BEGIN

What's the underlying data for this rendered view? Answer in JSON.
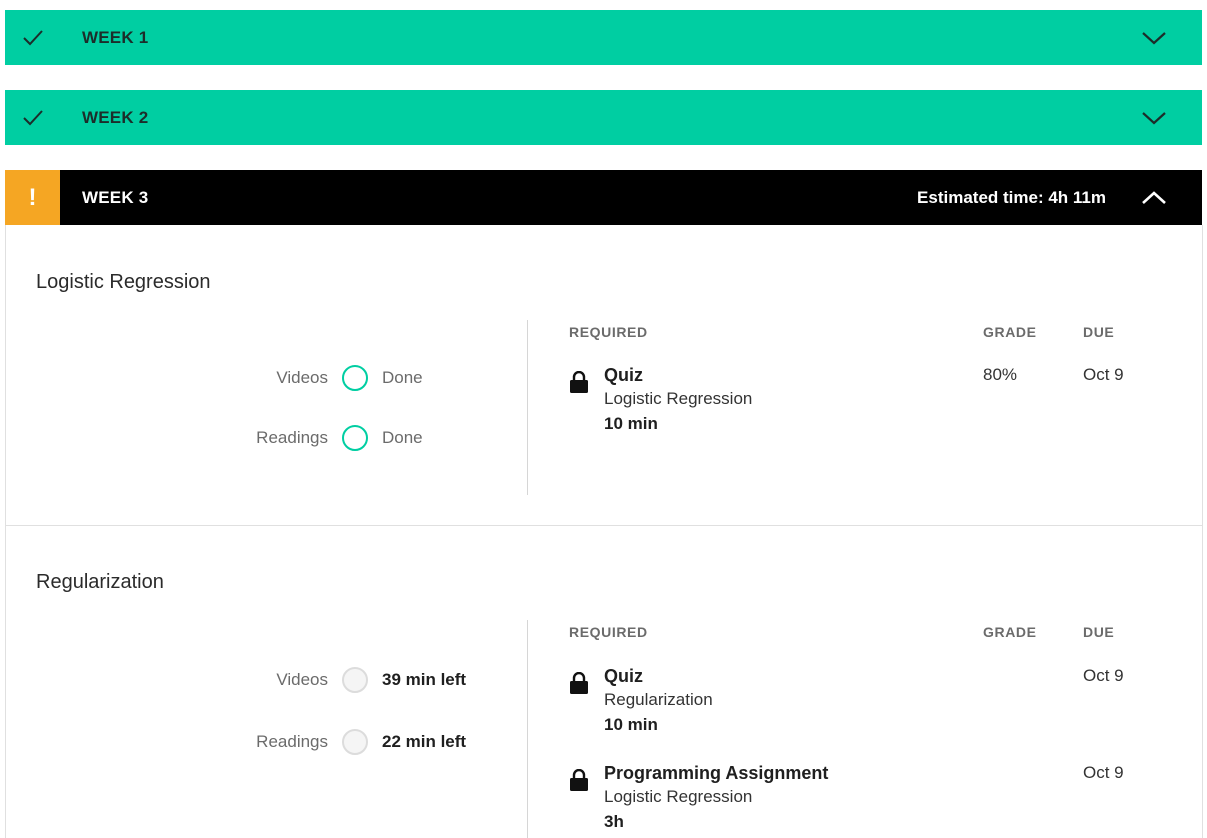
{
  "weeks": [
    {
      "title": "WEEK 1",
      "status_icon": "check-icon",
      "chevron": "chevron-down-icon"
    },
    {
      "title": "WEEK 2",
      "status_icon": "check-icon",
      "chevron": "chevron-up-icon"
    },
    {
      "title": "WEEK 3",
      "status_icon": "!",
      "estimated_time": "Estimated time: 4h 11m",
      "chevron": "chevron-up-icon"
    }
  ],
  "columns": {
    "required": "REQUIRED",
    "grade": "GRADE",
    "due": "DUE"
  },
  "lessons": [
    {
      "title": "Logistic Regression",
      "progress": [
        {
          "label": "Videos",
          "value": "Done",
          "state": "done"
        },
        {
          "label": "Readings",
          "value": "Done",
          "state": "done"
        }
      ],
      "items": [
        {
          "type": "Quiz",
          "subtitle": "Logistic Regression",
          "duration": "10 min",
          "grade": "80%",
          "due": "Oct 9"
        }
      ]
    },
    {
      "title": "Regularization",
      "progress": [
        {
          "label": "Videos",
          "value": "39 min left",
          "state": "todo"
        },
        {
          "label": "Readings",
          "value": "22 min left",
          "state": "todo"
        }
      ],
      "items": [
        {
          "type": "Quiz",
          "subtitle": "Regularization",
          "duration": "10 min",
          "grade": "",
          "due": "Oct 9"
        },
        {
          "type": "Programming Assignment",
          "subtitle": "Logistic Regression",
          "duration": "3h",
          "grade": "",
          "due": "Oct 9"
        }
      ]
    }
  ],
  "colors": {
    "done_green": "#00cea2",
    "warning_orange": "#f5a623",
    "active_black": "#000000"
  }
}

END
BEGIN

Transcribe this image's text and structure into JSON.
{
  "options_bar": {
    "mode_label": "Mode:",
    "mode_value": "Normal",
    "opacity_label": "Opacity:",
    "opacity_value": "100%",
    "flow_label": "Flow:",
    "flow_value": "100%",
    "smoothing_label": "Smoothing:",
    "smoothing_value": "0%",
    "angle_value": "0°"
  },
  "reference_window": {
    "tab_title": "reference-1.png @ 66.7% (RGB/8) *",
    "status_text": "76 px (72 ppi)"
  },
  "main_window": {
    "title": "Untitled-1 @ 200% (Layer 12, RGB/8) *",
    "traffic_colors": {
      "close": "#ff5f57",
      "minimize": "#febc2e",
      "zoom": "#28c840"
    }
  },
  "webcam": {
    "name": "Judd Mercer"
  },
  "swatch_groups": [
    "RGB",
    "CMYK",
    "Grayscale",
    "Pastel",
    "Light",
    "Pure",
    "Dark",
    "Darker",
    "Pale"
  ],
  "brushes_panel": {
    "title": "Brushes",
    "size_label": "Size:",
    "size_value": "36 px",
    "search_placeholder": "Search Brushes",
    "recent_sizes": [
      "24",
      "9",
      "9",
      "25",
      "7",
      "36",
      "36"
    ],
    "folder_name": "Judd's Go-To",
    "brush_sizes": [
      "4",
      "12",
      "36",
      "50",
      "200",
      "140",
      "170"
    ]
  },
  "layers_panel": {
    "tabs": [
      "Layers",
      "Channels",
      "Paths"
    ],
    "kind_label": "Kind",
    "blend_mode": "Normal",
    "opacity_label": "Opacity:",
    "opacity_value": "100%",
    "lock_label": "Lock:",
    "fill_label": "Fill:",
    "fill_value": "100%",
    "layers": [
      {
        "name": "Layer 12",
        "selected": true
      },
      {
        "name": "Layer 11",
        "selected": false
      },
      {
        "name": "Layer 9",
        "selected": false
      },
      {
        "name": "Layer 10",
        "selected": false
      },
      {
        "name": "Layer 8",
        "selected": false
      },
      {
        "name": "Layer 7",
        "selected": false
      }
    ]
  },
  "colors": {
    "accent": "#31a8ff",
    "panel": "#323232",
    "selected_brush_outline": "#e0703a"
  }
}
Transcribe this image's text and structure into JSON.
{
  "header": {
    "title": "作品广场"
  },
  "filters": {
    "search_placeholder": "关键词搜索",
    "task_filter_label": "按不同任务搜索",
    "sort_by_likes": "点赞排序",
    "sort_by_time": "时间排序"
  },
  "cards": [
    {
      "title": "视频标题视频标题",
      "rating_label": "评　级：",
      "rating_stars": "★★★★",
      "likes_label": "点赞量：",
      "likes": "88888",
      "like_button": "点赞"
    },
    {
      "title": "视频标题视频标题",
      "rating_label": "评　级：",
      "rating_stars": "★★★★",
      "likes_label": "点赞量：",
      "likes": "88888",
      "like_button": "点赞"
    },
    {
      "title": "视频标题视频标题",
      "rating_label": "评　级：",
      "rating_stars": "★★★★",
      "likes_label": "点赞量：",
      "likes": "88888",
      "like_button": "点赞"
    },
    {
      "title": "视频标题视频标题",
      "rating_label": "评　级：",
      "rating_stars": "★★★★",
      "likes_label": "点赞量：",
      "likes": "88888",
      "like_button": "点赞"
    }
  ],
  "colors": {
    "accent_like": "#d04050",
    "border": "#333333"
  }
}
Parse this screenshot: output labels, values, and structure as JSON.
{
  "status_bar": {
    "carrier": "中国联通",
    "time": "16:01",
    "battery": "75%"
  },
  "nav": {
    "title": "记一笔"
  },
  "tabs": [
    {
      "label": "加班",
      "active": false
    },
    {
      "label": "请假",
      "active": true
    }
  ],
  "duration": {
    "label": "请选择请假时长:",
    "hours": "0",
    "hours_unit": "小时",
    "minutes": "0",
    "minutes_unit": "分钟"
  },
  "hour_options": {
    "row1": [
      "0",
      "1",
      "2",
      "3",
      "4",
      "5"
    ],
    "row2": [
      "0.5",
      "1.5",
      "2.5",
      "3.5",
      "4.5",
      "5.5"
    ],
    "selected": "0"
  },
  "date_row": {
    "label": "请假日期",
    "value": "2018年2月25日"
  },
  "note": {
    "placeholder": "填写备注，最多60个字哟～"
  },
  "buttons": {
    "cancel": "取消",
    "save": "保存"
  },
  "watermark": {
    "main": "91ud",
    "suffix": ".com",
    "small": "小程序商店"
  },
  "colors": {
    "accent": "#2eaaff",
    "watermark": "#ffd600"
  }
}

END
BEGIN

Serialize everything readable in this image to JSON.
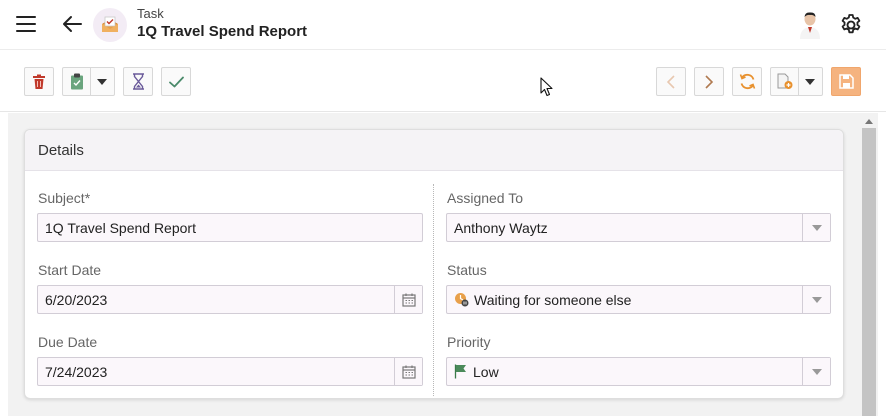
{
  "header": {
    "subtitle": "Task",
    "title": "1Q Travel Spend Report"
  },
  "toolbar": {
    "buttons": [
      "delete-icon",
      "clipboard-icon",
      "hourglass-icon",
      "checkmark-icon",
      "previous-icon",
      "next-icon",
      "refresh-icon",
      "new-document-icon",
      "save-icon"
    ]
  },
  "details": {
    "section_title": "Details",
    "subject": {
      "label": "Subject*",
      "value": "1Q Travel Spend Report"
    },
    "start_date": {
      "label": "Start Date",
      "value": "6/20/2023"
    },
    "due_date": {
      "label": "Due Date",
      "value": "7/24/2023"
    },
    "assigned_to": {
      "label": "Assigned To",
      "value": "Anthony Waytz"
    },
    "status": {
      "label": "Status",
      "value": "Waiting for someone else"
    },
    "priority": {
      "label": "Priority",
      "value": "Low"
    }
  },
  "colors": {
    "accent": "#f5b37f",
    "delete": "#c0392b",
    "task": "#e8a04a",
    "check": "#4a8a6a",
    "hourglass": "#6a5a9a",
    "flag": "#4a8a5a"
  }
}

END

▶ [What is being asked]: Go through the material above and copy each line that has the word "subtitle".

▶ [Your solution]:
          "subtitle": "Logistic Regression",
          "subtitle": "Regularization",
          "subtitle": "Logistic Regression",
    "subtitle": "Task",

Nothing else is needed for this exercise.